[Prompt]
Please tally the lines below that contain the string "icon" and reply with that figure only.

[Material provided]
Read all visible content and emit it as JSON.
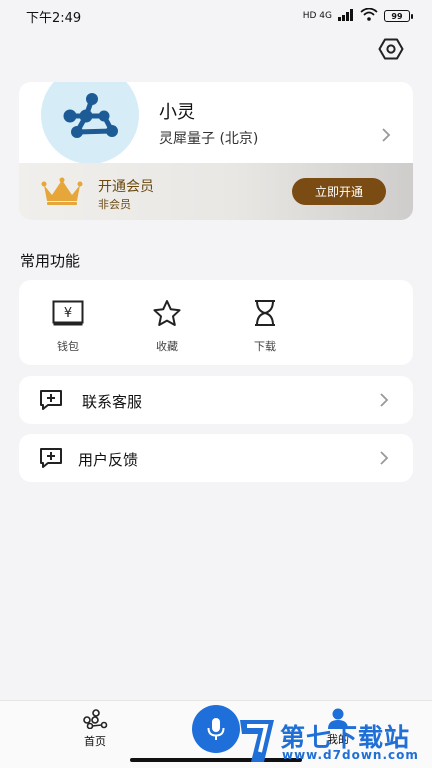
{
  "status_bar": {
    "time": "下午2:49",
    "network": "HD 4G",
    "battery": "99"
  },
  "profile": {
    "name": "小灵",
    "org": "灵犀量子 (北京)",
    "avatar_color": "#d6ecf7",
    "logo_color": "#1d5b97"
  },
  "vip": {
    "title": "开通会员",
    "status": "非会员",
    "button": "立即开通",
    "accent": "#7a4b12"
  },
  "common_functions": {
    "title": "常用功能",
    "items": [
      {
        "label": "钱包",
        "icon": "wallet-icon"
      },
      {
        "label": "收藏",
        "icon": "star-icon"
      },
      {
        "label": "下载",
        "icon": "hourglass-icon"
      }
    ]
  },
  "list_items": [
    {
      "label": "联系客服",
      "icon": "chat-plus-icon"
    },
    {
      "label": "用户反馈",
      "icon": "chat-plus-icon"
    }
  ],
  "tab_bar": {
    "home_label": "首页",
    "mine_label": "我的",
    "mic_color": "#1e6fd9"
  },
  "watermark": {
    "title": "第七下载站",
    "url": "www.d7down.com"
  }
}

[Result]
5